* **What is being asked**
Check each line of the entries for the string "moving". Report only how many lines have it.

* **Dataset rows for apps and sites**
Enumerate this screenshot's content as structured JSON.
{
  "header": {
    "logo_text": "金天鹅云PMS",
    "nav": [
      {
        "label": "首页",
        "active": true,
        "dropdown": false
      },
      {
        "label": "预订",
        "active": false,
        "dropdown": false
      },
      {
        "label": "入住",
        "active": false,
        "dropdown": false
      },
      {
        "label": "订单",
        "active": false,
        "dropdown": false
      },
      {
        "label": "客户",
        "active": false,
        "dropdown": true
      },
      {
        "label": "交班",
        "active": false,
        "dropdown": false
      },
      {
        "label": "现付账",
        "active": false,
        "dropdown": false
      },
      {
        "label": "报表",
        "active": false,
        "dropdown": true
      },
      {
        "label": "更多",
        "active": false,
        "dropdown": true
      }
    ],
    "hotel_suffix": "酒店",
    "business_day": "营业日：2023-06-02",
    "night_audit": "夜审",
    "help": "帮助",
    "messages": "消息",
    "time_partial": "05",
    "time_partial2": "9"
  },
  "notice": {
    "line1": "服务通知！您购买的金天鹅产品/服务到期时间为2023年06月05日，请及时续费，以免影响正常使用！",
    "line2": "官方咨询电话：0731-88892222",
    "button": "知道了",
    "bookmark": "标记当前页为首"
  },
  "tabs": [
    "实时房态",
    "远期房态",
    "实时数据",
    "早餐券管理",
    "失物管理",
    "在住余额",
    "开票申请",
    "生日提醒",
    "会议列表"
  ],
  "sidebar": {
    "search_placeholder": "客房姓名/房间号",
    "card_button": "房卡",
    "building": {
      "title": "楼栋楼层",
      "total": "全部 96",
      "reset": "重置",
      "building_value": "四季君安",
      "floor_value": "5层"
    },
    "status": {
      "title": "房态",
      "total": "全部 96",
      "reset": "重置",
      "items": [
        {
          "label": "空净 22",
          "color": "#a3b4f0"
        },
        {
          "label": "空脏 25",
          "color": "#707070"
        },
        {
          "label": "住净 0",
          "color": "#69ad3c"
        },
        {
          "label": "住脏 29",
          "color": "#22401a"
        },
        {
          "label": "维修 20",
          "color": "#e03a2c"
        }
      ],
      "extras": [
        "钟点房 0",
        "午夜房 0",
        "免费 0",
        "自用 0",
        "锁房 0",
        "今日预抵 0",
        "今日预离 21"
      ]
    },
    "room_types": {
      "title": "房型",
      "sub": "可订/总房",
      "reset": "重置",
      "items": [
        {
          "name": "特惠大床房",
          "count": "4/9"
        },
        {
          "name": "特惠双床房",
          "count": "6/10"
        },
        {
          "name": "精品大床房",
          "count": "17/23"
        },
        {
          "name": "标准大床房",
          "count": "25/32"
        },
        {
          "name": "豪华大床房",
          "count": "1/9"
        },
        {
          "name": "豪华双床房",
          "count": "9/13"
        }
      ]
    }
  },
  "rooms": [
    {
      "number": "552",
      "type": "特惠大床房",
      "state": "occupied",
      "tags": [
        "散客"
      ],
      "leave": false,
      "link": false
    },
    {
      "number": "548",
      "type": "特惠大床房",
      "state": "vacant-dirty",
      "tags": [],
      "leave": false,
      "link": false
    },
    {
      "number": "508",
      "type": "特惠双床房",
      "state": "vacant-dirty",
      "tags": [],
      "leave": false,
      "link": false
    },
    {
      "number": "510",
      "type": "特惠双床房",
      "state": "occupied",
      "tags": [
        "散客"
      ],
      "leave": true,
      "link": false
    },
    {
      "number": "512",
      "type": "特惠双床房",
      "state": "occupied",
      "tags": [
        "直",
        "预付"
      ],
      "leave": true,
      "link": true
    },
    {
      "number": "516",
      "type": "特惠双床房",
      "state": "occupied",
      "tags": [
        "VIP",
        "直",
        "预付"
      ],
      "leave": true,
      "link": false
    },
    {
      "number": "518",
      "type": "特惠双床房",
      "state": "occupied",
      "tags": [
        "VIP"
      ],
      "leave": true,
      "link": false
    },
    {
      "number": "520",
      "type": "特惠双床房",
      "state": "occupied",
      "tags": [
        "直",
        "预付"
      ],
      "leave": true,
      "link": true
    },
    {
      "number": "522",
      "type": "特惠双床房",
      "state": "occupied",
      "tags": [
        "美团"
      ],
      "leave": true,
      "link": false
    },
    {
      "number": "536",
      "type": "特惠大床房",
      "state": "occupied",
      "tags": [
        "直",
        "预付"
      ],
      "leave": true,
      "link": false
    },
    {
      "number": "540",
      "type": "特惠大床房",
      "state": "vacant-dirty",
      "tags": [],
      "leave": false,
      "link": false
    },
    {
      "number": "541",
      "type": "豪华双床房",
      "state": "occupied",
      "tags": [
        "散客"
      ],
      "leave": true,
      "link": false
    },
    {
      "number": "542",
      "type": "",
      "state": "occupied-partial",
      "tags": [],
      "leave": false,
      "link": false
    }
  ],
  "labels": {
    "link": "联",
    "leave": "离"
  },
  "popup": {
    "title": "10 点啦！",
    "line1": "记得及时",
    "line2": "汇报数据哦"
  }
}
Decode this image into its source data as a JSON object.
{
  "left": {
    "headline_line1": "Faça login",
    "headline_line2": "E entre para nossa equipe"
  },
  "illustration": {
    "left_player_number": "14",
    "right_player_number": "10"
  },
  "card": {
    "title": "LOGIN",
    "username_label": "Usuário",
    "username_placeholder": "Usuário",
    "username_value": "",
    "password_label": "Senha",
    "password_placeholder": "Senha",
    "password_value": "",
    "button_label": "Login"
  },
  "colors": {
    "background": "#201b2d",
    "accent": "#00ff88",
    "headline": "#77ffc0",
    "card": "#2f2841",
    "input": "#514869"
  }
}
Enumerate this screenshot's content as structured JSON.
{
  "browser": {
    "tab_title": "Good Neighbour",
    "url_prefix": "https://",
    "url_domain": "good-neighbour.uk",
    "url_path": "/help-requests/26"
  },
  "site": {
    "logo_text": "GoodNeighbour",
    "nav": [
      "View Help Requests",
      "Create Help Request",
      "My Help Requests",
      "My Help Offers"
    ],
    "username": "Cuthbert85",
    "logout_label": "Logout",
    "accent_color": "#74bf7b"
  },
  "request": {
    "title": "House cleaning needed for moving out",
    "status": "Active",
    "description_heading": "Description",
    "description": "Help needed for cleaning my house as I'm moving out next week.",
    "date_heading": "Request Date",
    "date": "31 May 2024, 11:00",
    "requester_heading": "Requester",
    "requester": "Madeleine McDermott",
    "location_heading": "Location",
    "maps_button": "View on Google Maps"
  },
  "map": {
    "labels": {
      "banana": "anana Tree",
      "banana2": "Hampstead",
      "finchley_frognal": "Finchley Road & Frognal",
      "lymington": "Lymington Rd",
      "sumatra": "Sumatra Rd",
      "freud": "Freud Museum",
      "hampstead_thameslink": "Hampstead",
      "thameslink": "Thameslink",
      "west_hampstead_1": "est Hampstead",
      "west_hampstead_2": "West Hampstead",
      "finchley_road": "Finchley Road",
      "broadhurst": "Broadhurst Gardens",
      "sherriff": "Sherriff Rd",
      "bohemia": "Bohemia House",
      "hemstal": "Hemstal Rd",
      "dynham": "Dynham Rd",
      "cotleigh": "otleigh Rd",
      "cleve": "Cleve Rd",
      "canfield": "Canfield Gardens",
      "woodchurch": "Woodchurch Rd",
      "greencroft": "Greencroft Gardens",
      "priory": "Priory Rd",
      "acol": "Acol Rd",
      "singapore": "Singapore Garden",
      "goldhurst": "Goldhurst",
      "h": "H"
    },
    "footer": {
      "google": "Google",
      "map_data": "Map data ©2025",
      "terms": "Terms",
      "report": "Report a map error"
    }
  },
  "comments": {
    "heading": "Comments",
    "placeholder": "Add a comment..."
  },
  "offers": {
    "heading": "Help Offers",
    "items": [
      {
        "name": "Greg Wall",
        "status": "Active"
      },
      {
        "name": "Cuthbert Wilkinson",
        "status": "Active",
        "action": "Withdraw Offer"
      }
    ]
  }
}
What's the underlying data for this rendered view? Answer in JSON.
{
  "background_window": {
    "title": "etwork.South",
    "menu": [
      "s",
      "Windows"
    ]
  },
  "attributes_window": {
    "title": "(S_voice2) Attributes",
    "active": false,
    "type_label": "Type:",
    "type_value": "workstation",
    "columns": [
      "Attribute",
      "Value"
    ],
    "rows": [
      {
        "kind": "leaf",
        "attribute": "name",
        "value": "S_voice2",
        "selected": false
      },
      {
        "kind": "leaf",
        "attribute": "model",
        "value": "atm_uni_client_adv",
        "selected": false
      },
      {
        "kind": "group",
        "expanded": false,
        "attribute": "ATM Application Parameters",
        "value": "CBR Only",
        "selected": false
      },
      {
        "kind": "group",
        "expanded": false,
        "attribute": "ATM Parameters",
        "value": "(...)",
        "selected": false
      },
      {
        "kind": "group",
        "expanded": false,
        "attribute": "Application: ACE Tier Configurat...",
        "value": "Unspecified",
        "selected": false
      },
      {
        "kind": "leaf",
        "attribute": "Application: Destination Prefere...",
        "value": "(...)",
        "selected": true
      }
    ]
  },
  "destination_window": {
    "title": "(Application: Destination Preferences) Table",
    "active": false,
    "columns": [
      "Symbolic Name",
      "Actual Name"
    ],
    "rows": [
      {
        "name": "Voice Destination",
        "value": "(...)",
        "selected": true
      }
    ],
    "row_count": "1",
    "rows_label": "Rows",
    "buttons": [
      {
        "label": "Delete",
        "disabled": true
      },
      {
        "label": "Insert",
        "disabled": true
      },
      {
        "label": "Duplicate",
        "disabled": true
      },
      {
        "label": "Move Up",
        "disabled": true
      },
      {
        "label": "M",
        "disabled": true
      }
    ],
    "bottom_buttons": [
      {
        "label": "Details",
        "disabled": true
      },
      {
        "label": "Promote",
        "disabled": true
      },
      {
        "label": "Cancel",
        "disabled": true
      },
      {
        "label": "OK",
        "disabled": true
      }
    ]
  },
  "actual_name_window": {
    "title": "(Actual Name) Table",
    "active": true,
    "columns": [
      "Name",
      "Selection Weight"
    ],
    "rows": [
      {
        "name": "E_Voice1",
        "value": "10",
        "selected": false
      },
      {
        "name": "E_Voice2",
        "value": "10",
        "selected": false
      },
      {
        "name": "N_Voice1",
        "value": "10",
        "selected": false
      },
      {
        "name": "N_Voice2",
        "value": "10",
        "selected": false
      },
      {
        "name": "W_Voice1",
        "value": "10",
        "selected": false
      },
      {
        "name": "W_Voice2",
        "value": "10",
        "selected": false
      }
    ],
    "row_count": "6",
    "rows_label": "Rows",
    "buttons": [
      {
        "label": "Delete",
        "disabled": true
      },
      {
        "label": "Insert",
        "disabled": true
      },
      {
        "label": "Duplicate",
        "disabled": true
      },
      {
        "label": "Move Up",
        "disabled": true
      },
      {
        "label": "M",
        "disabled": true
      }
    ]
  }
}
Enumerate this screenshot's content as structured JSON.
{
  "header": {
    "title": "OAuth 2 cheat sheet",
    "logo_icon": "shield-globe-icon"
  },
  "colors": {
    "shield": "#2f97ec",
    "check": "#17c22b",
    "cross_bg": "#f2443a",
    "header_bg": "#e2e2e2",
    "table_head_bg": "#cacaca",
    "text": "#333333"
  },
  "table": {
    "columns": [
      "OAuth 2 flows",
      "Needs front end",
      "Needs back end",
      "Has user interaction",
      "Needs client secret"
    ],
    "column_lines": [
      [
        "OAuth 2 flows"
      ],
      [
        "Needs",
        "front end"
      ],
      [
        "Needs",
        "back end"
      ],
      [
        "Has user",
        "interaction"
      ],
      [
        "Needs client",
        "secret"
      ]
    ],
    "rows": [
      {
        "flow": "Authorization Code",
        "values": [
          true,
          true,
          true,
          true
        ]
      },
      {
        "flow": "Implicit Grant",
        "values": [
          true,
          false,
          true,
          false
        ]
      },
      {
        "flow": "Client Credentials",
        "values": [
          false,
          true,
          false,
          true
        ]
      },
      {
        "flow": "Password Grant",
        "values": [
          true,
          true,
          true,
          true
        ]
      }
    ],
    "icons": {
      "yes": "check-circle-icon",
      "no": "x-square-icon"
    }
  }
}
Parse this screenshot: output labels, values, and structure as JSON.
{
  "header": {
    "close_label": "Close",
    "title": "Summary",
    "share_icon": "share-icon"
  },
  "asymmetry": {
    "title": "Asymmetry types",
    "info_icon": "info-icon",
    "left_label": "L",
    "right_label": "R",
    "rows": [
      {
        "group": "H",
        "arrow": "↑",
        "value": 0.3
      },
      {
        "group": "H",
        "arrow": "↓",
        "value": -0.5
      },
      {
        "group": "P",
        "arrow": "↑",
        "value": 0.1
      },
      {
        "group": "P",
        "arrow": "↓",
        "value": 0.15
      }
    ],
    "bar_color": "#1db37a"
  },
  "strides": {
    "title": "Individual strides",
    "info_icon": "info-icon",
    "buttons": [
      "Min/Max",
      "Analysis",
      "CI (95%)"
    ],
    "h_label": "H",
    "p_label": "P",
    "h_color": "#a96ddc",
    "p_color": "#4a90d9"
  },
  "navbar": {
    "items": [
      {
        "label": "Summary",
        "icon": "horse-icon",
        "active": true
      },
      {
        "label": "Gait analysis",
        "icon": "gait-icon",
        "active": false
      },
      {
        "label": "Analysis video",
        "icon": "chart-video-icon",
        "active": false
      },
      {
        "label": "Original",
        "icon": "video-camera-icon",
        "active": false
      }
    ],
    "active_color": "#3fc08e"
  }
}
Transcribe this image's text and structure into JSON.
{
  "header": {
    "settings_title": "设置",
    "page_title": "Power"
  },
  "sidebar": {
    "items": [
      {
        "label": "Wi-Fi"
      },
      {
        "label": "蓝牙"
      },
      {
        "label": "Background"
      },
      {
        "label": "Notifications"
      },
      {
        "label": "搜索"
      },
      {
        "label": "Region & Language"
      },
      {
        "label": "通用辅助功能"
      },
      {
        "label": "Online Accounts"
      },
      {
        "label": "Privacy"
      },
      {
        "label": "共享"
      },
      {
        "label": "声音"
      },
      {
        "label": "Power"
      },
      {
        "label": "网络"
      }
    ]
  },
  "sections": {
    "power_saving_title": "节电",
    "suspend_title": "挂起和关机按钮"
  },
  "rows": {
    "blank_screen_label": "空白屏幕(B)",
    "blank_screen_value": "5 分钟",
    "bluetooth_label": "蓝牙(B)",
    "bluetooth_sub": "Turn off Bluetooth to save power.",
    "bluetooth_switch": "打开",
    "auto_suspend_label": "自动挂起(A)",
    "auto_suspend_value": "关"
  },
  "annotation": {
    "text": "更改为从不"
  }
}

* **Expected answer**
2